Hey all, quick update here on my stock business! I’ve recently invested on a tilt-shift lens, more precisely a Samyang 24mm f3.5 T-S Lens Tilt & Shift ED AS UMC Manual Focus – Nikon Fit and in this blog post I’ll outline why I thought it was a good decision and perhaps it’s a niche piece of gear that you’ll also consider investing. Let’s get started!
What the Fk is a Tilt-Shift Lens?
Glad you asked! If you’re shooting a tall building at wide angle you tilt up to get all the building in the frame you’ll probably notice quite a bit of distortion on the side. Like the building is falling over. This is particularly noticeable the wider-angle you go, let me show you an example of an image I recently captured of Lisbon’s Olaias metro station where I captured it at 14mm equivalent on a full-frame lens.
Now, I don’t mind the distortion as it can make for some cool effects. Also, it’s possible to correct this using Lightroom/Photoshop (although it’s better to have it ideal in-camera).
However, if you’re in any way serious about architectural photography, clients won’t appreciate it in the least and you’ll have more work later on in post-processing.

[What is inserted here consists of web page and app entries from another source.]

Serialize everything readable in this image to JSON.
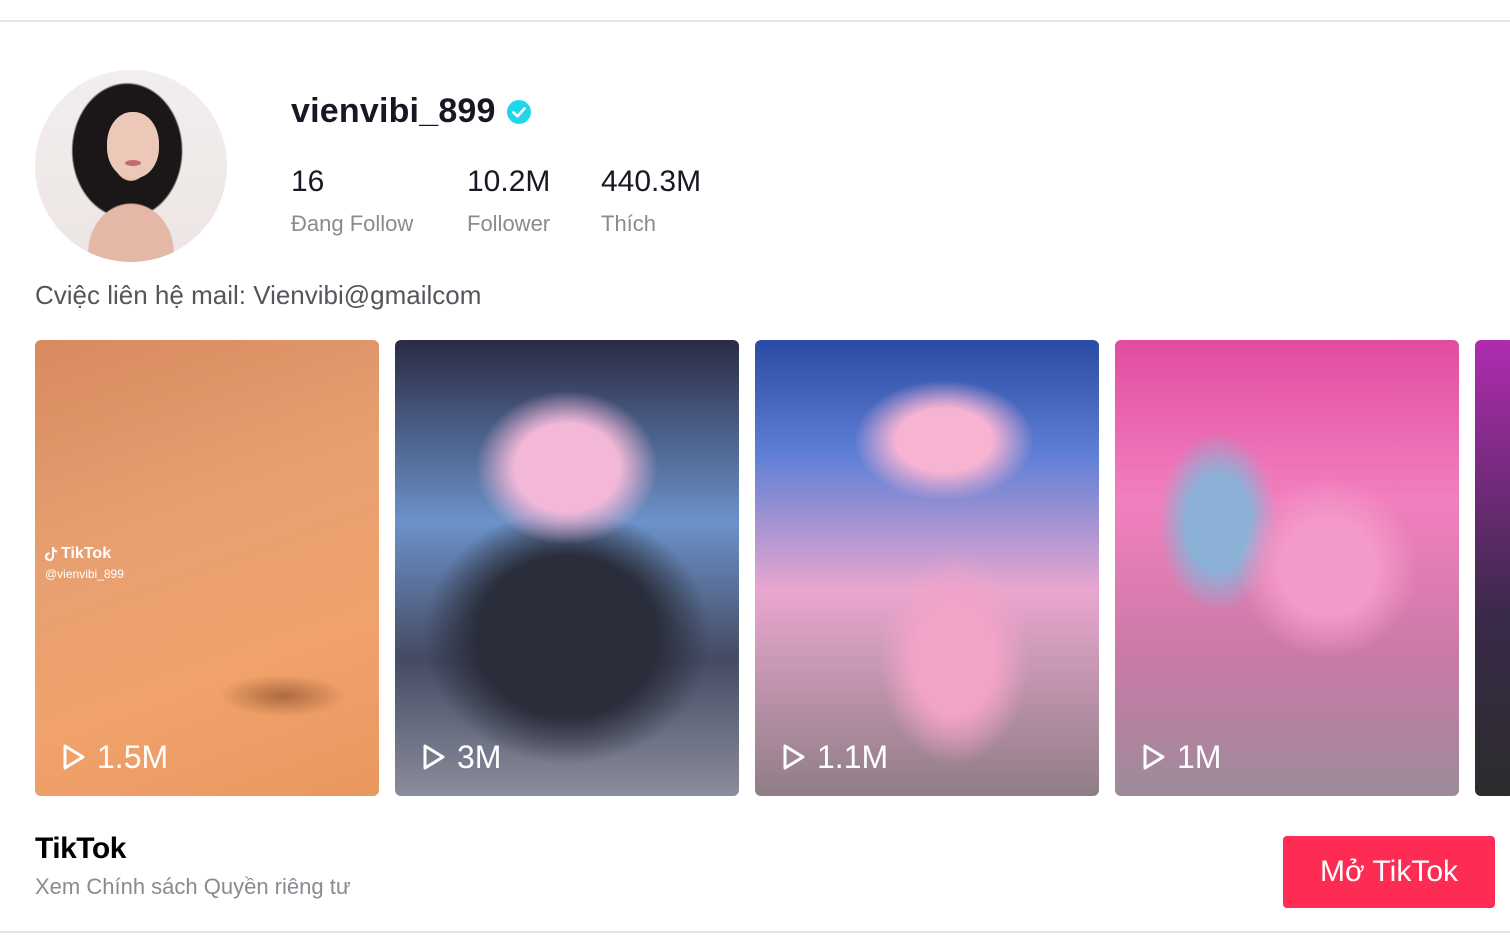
{
  "profile": {
    "username": "vienvibi_899",
    "verified": true,
    "bio": "Cviệc liên hệ mail: Vienvibi@gmailcom",
    "stats": [
      {
        "value": "16",
        "label": "Đang Follow"
      },
      {
        "value": "10.2M",
        "label": "Follower"
      },
      {
        "value": "440.3M",
        "label": "Thích"
      }
    ]
  },
  "videos": [
    {
      "views": "1.5M",
      "watermark_brand": "TikTok",
      "watermark_user": "@vienvibi_899"
    },
    {
      "views": "3M"
    },
    {
      "views": "1.1M"
    },
    {
      "views": "1M"
    }
  ],
  "footer": {
    "logo": "TikTok",
    "privacy_link": "Xem Chính sách Quyền riêng tư",
    "open_button": "Mở TikTok"
  },
  "colors": {
    "accent": "#fe2c55",
    "verified_badge": "#20d5ec",
    "muted_text": "#8a8b91"
  },
  "icons": {
    "verified": "verified-check-icon",
    "play": "play-icon"
  }
}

Here’s a before and after where the tilt-shift lens will correct the distortions at wide angle in-camera:
Technically, how does it work?
It’s quite technical, so I would suggest you watch this YT video:
What’s the point to earn 10cents in Micros?
It’s a fair question, who cares if it will sell for 10cents and it’s a fair point but my goal with this lens, which was quite affordable as I purchased it used for about $500, is to work on architecture / interior photography gigs like my good friend Joas Souza, London-based Architectural photographer. There’s life outside microstock, really!
Two creative uses of the Tilt-Shift
My primary goal on investing in such a lens is for commissioned jobs but I’ve been experimenting with creative uses of the lens, including the magical tilt-shift miniature effect, which may be picked up as book covers by Arcangel. I’m keen to experimenting from a high vantage point in a cityscape.
Also, some selective blurring is quite interesting and useful, such as the following which was accepted by Arcangel (first one to be accepted with this effect):
For portraits it seems quite cool and here’s a tutorial:
I’ll keep playing around and keep you posted
Perhaps if you have $500 to spare and you do quite a bit of architectural and/or creative portraits it may be something to consider and hopefully I’ve given you some ideas. Times are tough financially for a lot of people as costs have gone up so it may be worth borrowing it for a day to test.
That’s it for now and stay tuned as I’m excited to be publishing an interview with a nature photographer soon!
I’m an eccentric guy, currently based in Lisbon, Portugal, on a quest to visit all corners of the world and capture stock images & footage. I’ve devoted eight years to making it as a travel photographer / videographer and freelance writer. I hope to inspire others by showing an unique insight into a fascinating business model.
Most recently I’ve gone all in on submitting book cover images to Arcangel Images. Oh and also recently purchased a DJI Mavic 2s drone and taking full advantage.
I’m proud to have written a book about my adventures which includes tips on making it as a stock travel photographer – Brutally Honest Guide to Microstock Photography
Not my cup of tea.
I dare say if you submit those pictures with a lot of blur to Shutterstock they will kick most of them if not all back.
So, you can submit them to the 10 cent king or try one of the other agencies for a better price on your pictures but far fewer sales. For stock I think this is a bad choice. Most buyers want the average, middle of the road pictures showing happy interracial couples doing fun stuff with big smiles.
I think Alex mentioned that he bought it for commissioned jobs.
I’m not Alex, I don’t photograph like Alex and I don’t do stock like Alex.
I put in my two cents on why any tilt shift lens would not fit me.
I addressed the issue with tilt shift lenses from my point of view.
People can have different opinions from Alex, can’t they?
I also mentioned what are the best types of images for stock.
That’s the way it goes. I do constructive posts and you don’t.
IMHO one of the best possible investment for a creative photographer. TILT SHIFT lenses offer wide range of creative possibilities; and a great companion to a macro lens which is almost equally creative and valuable.
I considered it for some time but gave up on the idea due to various factors. (Price, added weight for travel, etc). It would be interesting to see the architectural/interior shots you do with this lens and how it performs without a tripod for architecture.